HOW TO COMPLETE THIS TASK:
Search the listing below for the word "JSON" and copy each line that holds it.

(TASK MATERIAL Opens)

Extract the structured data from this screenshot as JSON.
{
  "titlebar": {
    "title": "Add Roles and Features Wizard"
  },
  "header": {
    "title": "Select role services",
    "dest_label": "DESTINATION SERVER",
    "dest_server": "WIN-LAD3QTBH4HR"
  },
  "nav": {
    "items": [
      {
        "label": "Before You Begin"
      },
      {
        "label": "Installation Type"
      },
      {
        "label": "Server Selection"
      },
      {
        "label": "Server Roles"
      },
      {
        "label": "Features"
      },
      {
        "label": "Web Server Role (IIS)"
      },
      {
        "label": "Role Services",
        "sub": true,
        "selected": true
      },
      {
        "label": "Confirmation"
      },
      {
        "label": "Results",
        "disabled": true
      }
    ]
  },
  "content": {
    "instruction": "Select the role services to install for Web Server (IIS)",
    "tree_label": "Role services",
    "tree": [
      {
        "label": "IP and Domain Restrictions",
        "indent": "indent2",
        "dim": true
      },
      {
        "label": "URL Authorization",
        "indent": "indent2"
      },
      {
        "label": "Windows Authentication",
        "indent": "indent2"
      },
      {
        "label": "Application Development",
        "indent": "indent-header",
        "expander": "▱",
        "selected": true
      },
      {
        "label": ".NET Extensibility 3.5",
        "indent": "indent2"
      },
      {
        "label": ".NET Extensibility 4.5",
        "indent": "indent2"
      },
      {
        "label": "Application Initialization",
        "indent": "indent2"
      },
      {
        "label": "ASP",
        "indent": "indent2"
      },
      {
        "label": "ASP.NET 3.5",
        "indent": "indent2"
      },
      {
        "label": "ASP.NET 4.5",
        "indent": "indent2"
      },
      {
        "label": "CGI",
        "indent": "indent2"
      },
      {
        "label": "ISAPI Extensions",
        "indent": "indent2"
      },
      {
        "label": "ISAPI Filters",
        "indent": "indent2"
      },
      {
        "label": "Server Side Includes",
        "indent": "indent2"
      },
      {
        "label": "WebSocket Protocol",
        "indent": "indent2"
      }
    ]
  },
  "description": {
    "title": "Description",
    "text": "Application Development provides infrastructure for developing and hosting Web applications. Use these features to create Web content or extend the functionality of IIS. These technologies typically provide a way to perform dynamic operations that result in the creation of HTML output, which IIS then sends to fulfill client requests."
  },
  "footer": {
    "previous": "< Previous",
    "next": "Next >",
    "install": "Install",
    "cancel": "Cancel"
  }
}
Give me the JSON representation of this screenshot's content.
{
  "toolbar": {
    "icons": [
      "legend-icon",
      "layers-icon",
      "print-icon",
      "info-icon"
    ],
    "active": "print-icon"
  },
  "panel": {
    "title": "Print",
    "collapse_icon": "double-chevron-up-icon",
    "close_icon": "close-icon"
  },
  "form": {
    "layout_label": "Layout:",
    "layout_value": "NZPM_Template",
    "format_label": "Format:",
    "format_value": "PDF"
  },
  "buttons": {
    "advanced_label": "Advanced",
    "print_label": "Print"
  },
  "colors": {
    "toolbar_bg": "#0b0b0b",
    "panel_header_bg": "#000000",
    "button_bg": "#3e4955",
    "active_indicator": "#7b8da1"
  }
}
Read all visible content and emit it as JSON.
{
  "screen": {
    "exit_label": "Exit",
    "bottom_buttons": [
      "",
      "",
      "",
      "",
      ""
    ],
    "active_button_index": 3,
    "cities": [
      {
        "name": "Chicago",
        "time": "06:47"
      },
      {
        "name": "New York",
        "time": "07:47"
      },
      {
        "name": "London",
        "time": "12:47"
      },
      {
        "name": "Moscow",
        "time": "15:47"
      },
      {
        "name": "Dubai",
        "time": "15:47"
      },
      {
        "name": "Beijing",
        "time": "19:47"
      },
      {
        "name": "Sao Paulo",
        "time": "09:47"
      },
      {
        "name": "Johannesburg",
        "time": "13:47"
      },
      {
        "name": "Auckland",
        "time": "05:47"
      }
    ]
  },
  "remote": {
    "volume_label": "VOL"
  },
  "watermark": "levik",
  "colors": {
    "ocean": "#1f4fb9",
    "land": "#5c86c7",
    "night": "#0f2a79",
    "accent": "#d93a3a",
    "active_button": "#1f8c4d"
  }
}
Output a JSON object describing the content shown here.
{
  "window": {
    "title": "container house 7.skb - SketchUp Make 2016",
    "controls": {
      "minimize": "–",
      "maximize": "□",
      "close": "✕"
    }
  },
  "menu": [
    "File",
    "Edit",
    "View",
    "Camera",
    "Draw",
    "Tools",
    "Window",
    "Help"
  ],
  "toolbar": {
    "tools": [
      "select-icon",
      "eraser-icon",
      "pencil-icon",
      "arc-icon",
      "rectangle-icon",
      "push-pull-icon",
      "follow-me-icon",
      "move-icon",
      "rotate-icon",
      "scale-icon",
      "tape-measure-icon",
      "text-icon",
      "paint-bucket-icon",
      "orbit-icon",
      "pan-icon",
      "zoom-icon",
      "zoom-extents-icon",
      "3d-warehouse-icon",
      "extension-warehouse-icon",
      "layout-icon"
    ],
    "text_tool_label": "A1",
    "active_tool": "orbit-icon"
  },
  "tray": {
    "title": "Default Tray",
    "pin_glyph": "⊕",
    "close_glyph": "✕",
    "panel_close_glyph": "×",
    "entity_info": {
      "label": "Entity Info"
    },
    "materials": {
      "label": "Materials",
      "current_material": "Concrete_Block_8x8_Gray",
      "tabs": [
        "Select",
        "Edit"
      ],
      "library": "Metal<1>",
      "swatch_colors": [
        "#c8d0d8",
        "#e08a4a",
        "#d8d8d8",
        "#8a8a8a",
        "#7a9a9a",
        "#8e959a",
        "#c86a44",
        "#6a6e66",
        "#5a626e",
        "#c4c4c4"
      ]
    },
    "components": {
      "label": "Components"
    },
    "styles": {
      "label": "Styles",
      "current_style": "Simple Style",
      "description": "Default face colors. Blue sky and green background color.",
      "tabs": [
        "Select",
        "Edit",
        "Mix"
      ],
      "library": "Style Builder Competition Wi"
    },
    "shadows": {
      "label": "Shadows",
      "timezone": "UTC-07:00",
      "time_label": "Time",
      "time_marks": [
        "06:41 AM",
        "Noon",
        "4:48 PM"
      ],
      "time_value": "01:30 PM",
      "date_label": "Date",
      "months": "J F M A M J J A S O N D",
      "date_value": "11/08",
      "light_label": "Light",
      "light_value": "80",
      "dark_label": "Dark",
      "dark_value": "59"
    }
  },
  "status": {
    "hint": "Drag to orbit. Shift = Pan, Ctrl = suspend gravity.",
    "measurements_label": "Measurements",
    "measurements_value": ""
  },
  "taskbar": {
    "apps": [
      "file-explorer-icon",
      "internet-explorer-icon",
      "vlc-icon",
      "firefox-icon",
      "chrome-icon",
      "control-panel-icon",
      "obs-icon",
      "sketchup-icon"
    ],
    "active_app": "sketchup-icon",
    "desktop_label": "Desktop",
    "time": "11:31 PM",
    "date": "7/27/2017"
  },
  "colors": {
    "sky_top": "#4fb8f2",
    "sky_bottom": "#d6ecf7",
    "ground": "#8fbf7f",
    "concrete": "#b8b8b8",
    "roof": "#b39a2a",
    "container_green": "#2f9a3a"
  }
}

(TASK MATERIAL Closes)

REPLY TO THE TASK:
Extract the structured data from this screenshot as JSON.
Give me the JSON representation of this screenshot's content.
Read all visible content and emit it as JSON.
Output a JSON object describing the content shown here.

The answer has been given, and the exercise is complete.